For dessert, Barrio has several very attractive options, which include the brownie with toffee and ice cream, the sundae, the doughnut with cinnamon ice cream, the fig honey (S/ 15), as well as the traditional Peruvian favourite crema volteada, made with rum and coffee crumble (S/ 11).

The Drinks

Finally, don’t leave out a cocktail or two. Barrio offers selections of wines, pisco (an entire bottle with the ingredients to make your own chilcano cocktail), and various original creations that you can order at the bar.
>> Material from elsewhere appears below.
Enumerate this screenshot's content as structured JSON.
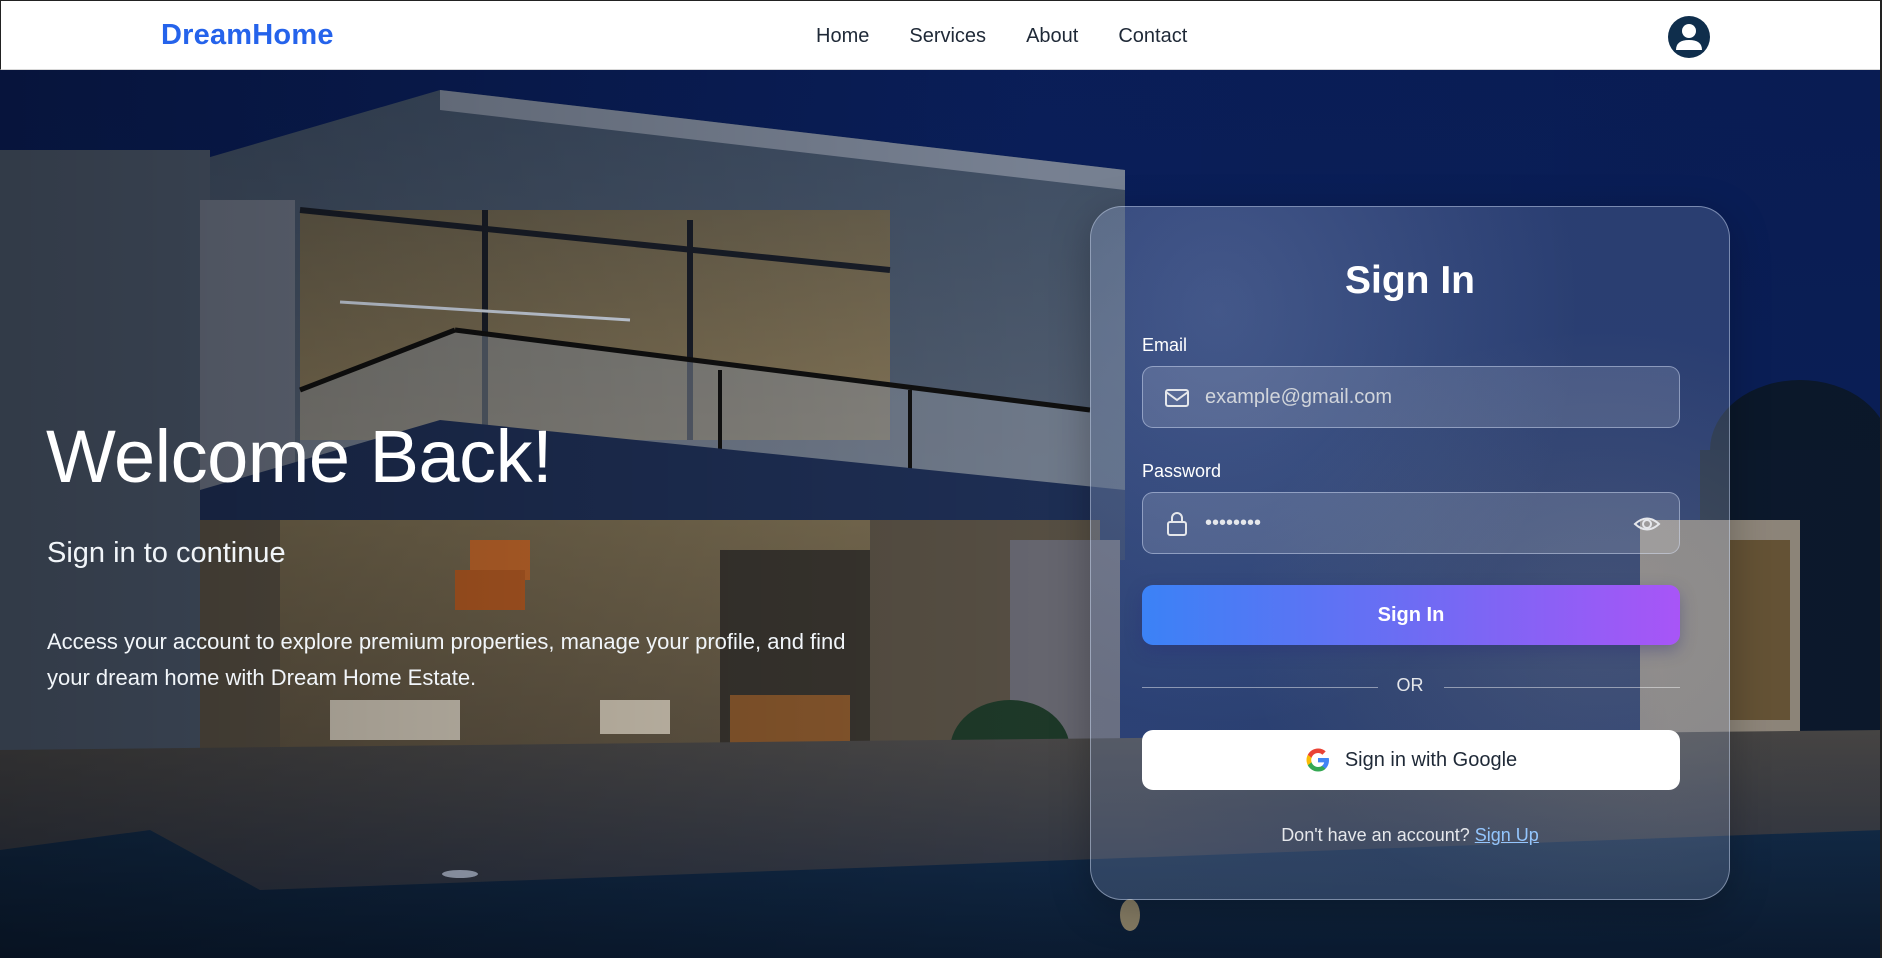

If you come to have a cocktail, we of course recommend that you pay your visit during their happy hour.

Ponte Punche (Photo: Maria Alejandra Baraybar/Traveling & Living in Peru)

We tried the Sullorqui Punch (S/ 30), with exotic fruits (aguaymanto and maracuya), which was very refreshing and aromatic. The Ne-Grone (S/ 28), made from gin, tanqueray, campari, pisco, and moscato, is a dry, flavorful, and intense surprise that has hints of smoked cinnamon and Peruvian purple corn. The  Ponte Punche (S/ 30) is a sweet and tasty combination of lemon verbena foam, and mixed herbs.
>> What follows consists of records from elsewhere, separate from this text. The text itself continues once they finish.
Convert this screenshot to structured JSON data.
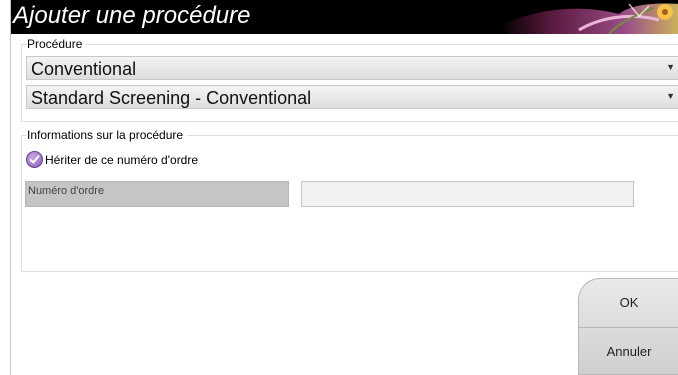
{
  "dialog": {
    "title": "Ajouter une procédure"
  },
  "procedure": {
    "group_label": "Procédure",
    "type_value": "Conventional",
    "name_value": "Standard Screening - Conventional"
  },
  "info": {
    "group_label": "Informations sur la procédure",
    "inherit_label": "Hériter de ce numéro d'ordre",
    "inherit_checked": true,
    "order_number_label": "Numéro d'ordre",
    "order_number_value": ""
  },
  "buttons": {
    "ok_label": "OK",
    "cancel_label": "Annuler"
  },
  "icons": {
    "combo_arrow": "chevron-down-icon",
    "checkbox": "checkmark-icon",
    "banner": "flower-banner-icon"
  },
  "colors": {
    "titlebar": "#000000",
    "checkbox_purple": "#8a5cb8",
    "label_field_bg": "#c7c4c4"
  }
}
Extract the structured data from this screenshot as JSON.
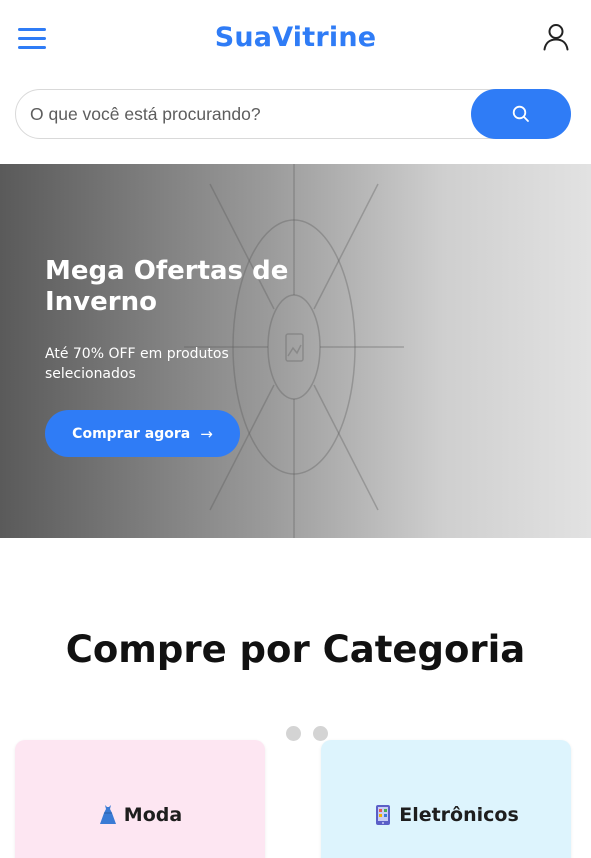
{
  "header": {
    "logo": "SuaVitrine",
    "menu_icon": "hamburger-menu-icon",
    "user_icon": "user-icon"
  },
  "search": {
    "placeholder": "O que você está procurando?",
    "icon": "search-icon"
  },
  "hero": {
    "title": "Mega Ofertas de Inverno",
    "subtitle": "Até 70% OFF em produtos selecionados",
    "cta_label": "Comprar agora",
    "cta_icon": "→",
    "image_icon": "image-placeholder-icon"
  },
  "categories": {
    "title": "Compre por Categoria",
    "carousel_pages": 2,
    "items": [
      {
        "label": "Moda",
        "icon": "dress-icon",
        "color": "#fde6f2"
      },
      {
        "label": "Eletrônicos",
        "icon": "tablet-icon",
        "color": "#ddf4fd"
      }
    ]
  },
  "colors": {
    "accent": "#2f7cf6"
  }
}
Also, there is good news for those of you who are fans of Barrio, because the restaurant will soon be opening a second branch in Miraflores. Be ready for a daring design with many new surprises on the menu.

Marine kitchen: S/ 18 – S/ 38

Appetizers: S/ 18 – S/ 28

Plate of the day: S/ 25

Principal plates: S/ 28 – S/ 48

Plates to share: S/ 58 – S/ 72

Desserts: S/ 15 – S/ 16

Author’s cocktails: S/ 28 – S/ 30

Beers: S/ 14 – S/ 22

Drinks without alcohol: S/ 14 – S/ 16

Bottle of wines or sparkling: S/ 50 S/ 120

Bottle of pisco (with ingredients for cocktails): S/ 120 – S/ 240

Bonus: Get your dancing shoes on, because every month they are organizevsalsa music concerts.

Check out our 2012 review of Barrio Tapeo Peruana here!

 

Comments

comments

Javier García is a Peruvian journalist that writes for news, magazines, and websites about ecology, gastronomy, sports, and culture, specially Nikkei culture for APJ and Discover Nikkei. He teaches journalism at San Martín de Porres University and is the editor of the book of chronicles "Tentaciones Narrativas" (Redactum, 2014). He is also the founder of La Mesa - Pase y Pruebe, a fan page about news and events of gastronomy and culture.